§ **Extracted data**:
•••

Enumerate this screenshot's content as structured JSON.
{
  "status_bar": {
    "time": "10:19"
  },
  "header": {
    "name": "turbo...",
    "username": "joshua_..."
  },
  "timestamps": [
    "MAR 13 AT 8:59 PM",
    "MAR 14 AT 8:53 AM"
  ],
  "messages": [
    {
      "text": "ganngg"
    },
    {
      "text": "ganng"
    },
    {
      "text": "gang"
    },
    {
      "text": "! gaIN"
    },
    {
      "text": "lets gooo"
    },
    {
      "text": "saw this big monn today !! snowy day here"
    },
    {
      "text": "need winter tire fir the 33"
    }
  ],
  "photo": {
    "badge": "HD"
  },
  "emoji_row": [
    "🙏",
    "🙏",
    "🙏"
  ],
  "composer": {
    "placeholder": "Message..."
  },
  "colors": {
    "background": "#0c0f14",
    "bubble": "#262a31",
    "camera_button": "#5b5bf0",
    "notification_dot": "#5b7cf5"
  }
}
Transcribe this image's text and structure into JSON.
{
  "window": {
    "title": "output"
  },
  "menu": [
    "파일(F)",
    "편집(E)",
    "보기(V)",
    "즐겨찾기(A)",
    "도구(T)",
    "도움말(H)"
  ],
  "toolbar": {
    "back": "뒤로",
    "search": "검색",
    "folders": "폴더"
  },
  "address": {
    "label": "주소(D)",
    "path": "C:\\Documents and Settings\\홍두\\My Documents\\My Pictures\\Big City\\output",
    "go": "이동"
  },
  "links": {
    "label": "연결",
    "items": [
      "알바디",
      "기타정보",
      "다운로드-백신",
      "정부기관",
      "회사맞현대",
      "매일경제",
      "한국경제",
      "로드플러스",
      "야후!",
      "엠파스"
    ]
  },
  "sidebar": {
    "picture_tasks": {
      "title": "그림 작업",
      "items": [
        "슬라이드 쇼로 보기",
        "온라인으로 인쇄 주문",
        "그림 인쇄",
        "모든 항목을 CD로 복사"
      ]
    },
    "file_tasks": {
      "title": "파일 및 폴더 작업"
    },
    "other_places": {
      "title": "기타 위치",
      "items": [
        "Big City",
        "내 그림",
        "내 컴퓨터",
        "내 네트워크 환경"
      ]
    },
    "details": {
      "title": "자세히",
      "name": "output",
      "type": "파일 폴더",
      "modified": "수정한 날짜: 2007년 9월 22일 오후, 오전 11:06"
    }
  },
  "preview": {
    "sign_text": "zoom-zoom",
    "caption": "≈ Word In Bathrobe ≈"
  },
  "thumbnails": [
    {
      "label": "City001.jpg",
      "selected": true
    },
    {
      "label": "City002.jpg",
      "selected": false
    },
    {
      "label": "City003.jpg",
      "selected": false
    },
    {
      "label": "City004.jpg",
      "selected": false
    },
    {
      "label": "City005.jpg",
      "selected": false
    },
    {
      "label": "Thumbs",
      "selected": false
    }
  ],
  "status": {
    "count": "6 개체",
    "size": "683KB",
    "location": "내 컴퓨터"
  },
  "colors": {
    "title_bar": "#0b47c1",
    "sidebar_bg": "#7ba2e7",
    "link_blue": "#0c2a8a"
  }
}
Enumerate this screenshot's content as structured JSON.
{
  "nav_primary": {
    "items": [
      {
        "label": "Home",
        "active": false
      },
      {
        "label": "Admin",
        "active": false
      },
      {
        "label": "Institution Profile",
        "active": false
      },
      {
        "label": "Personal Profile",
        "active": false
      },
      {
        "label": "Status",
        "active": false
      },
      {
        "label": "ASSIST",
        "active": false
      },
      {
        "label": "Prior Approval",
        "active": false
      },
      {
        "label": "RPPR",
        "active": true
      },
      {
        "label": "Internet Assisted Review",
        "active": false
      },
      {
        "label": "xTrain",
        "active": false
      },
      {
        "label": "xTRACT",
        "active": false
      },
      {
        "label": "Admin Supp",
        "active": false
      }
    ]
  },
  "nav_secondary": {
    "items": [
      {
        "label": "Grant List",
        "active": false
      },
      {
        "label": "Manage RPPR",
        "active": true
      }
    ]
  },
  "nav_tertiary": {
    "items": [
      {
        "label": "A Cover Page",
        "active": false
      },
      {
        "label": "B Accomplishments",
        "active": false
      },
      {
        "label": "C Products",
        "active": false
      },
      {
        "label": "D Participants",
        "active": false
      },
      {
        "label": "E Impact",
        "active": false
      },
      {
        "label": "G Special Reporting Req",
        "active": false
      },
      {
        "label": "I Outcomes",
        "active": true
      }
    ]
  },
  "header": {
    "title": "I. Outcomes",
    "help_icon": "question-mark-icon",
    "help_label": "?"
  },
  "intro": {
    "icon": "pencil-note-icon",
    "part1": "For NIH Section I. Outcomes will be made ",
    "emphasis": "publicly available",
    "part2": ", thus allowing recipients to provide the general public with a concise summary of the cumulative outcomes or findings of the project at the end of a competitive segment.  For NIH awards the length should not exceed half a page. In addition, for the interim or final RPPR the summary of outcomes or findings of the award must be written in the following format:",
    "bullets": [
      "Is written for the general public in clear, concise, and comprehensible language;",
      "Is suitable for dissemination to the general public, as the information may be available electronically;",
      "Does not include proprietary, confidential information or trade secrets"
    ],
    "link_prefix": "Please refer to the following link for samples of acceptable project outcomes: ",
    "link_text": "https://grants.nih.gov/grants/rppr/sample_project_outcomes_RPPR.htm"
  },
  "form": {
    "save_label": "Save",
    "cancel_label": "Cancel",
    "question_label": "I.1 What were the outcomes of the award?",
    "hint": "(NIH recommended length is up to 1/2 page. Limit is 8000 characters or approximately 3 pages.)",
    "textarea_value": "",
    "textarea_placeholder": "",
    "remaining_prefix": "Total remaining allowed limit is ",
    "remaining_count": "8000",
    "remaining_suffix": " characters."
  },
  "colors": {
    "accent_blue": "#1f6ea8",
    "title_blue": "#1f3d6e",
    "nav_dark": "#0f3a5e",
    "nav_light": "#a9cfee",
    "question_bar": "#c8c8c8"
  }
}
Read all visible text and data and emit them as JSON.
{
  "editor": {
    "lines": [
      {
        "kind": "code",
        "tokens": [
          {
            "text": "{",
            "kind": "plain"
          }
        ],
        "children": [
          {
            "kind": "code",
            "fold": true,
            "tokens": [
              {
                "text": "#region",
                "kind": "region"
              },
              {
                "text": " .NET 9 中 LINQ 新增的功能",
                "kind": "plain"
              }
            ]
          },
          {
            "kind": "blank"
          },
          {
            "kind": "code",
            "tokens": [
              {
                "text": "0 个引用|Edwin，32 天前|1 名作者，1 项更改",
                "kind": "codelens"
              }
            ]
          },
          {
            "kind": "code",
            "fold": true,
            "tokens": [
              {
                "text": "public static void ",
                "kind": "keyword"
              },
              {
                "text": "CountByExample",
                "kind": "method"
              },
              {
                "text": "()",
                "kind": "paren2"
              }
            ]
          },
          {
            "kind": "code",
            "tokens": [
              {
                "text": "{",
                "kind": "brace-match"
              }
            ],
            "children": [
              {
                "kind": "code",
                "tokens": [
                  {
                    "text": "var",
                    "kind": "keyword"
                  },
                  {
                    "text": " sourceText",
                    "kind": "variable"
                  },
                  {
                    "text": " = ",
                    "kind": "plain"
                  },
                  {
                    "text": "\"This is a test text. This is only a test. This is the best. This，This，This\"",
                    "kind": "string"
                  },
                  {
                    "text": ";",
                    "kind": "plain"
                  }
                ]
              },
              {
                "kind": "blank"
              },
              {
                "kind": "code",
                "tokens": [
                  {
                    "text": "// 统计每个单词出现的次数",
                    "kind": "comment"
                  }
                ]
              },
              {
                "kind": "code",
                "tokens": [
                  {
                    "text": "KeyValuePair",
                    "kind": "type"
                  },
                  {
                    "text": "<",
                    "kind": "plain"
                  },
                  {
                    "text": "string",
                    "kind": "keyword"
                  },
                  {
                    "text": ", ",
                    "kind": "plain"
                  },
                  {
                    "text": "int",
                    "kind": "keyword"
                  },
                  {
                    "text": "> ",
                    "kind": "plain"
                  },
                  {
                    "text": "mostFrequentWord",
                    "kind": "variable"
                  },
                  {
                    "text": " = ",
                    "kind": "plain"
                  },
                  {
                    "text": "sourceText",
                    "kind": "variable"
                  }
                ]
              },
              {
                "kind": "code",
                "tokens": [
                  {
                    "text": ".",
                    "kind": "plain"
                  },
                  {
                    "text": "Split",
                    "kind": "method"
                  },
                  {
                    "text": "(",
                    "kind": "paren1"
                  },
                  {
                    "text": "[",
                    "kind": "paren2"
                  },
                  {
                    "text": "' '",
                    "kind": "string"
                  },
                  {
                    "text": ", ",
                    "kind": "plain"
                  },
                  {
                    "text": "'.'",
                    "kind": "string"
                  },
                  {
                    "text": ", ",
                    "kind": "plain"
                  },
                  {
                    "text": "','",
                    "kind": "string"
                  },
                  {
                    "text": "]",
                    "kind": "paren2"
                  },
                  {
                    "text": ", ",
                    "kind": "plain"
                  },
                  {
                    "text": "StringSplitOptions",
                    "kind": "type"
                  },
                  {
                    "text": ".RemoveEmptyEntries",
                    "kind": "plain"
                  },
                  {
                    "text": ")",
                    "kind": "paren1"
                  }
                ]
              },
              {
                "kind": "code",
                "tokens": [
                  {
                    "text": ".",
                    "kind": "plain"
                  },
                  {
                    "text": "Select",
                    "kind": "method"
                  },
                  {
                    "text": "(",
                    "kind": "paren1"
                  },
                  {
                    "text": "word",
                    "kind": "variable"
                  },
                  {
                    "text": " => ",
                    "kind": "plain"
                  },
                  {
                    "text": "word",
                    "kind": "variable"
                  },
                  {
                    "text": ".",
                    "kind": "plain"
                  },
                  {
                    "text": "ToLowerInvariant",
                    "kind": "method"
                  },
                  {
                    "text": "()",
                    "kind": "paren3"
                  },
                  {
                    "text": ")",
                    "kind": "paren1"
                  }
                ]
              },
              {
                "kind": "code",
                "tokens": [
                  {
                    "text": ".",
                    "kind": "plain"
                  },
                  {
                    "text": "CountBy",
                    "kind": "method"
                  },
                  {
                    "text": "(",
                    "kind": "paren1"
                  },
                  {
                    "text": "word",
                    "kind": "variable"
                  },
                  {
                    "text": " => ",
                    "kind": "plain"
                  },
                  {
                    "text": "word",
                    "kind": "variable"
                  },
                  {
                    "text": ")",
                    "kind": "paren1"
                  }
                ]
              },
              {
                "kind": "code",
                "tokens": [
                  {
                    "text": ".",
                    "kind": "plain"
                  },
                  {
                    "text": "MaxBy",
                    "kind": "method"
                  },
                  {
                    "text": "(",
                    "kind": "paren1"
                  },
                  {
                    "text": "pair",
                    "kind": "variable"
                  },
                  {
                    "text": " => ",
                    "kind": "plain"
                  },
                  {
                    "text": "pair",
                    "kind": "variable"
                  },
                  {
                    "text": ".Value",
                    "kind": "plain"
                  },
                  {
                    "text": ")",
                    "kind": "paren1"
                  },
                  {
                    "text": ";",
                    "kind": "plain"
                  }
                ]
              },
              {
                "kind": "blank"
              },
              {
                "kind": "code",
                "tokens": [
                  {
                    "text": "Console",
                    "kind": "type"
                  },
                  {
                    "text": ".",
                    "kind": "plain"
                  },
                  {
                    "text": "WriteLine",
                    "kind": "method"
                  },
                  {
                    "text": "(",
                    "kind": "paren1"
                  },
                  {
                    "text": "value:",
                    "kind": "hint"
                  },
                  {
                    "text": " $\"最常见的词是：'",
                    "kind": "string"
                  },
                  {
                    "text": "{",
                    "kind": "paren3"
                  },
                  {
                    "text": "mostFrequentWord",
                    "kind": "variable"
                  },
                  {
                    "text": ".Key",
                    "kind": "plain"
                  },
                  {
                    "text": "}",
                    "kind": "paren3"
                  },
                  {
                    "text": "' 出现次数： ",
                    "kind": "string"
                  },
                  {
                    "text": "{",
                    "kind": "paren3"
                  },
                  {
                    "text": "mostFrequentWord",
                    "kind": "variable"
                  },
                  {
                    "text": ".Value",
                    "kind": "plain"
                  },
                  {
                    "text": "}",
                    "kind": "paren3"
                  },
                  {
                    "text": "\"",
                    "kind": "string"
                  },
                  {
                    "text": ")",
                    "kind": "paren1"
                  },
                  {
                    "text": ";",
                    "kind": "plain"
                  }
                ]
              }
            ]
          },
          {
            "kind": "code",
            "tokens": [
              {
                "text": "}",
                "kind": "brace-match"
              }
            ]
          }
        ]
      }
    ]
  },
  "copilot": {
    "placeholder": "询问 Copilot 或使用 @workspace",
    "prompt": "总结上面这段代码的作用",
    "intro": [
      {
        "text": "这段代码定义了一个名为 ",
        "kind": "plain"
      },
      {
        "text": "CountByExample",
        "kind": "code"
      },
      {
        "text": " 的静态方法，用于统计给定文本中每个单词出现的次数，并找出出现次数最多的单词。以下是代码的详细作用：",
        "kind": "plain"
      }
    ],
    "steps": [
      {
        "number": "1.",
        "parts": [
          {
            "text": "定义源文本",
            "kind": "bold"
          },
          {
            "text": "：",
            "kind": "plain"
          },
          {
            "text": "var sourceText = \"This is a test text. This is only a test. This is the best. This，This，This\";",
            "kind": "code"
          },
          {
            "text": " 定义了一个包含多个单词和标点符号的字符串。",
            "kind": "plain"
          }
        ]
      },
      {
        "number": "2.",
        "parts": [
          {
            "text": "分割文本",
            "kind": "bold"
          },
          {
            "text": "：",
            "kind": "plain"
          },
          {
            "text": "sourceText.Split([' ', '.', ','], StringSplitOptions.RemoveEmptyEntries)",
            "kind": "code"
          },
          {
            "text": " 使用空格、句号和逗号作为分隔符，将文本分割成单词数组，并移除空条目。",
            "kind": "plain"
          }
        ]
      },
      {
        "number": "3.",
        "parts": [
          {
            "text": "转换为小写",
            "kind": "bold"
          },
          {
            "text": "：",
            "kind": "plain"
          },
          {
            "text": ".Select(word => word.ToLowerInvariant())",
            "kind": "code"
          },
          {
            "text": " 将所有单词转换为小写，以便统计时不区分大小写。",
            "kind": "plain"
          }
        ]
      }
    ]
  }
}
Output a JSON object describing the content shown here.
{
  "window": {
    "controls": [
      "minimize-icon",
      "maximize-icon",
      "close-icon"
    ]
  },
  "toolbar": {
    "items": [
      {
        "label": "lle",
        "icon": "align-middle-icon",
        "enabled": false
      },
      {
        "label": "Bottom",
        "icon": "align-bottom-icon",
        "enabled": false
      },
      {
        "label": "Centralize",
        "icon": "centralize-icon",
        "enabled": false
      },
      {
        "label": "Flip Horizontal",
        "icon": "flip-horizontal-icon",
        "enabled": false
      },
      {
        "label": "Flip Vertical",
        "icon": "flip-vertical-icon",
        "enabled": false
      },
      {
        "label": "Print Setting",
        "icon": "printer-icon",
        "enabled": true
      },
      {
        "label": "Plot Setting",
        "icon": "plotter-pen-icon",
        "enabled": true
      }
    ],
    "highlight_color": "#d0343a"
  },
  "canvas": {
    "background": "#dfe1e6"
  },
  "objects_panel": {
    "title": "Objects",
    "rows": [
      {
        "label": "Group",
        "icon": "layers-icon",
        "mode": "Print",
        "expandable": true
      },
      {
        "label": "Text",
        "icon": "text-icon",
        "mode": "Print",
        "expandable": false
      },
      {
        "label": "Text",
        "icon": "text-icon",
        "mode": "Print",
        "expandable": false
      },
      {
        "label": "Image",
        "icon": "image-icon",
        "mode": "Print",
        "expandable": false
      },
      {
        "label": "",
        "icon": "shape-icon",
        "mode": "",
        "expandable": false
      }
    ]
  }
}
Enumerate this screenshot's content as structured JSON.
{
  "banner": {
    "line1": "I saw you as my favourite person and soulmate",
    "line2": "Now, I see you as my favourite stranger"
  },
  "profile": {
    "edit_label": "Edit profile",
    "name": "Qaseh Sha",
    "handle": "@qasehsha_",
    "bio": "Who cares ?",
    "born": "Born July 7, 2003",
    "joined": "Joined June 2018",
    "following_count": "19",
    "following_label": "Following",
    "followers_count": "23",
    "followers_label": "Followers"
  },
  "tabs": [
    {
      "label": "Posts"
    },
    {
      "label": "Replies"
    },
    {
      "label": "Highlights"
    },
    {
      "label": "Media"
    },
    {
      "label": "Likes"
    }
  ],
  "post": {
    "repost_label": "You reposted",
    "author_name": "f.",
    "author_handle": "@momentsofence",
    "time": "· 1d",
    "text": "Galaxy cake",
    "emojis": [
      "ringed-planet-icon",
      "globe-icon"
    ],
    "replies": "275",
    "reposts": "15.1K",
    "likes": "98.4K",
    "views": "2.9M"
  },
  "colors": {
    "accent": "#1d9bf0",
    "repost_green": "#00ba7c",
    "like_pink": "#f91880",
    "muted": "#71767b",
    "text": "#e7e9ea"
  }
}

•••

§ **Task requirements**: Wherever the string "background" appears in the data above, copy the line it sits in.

§ **Exercise response**:
    "background": "#0c0f14",
    "background": "#dfe1e6"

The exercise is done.